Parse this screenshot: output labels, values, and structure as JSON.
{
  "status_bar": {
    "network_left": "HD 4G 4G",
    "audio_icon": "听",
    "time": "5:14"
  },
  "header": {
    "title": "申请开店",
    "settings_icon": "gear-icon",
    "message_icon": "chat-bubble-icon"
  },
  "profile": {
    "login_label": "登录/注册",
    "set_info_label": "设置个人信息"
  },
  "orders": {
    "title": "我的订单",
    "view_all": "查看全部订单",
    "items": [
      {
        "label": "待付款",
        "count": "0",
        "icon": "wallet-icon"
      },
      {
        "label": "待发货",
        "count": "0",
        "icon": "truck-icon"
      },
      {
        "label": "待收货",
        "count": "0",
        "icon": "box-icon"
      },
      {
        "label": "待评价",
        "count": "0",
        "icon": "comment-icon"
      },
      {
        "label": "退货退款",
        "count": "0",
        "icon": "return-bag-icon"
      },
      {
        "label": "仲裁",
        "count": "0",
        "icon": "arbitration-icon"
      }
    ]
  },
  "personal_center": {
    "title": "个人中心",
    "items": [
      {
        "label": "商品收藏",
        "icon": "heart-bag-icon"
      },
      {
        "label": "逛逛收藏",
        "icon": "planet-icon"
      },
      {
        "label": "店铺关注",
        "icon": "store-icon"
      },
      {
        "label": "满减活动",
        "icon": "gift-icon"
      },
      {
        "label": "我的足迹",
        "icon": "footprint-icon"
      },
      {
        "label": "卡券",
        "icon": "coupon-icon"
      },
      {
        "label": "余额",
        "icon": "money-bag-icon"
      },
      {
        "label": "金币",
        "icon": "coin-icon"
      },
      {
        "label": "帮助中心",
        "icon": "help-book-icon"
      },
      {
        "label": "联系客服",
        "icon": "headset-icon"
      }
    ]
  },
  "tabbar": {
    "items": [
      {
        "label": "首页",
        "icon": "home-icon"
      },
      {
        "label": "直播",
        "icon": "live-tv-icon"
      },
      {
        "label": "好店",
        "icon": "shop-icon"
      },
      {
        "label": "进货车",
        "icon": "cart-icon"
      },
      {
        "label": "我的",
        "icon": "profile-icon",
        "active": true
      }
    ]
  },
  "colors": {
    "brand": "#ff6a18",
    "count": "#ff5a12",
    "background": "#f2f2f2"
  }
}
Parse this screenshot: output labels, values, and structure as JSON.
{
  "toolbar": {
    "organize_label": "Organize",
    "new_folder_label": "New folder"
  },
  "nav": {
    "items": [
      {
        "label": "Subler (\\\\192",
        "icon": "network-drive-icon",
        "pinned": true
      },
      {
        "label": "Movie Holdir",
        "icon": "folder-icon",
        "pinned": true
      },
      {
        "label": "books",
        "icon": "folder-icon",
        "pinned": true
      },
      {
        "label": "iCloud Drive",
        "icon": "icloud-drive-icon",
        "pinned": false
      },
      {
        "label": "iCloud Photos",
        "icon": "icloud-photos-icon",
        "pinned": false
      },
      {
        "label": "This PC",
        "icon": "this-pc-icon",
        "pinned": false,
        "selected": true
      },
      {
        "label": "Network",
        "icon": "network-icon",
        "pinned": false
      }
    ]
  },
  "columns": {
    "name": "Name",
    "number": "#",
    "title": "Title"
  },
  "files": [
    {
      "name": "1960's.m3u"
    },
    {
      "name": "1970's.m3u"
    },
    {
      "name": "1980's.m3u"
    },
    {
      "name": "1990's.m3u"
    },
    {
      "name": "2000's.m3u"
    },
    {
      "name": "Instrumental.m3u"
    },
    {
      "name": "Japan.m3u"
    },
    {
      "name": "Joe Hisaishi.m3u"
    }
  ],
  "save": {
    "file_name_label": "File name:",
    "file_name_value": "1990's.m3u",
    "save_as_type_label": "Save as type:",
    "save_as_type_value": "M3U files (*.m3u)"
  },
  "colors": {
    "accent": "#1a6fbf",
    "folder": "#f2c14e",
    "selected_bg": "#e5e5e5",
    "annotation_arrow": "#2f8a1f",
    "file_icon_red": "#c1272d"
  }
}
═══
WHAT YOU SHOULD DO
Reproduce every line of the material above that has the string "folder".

YOUR SOLUTION
    "new_folder_label": "New folder"
        "icon": "folder-icon",
        "icon": "folder-icon",
    "folder": "#f2c14e",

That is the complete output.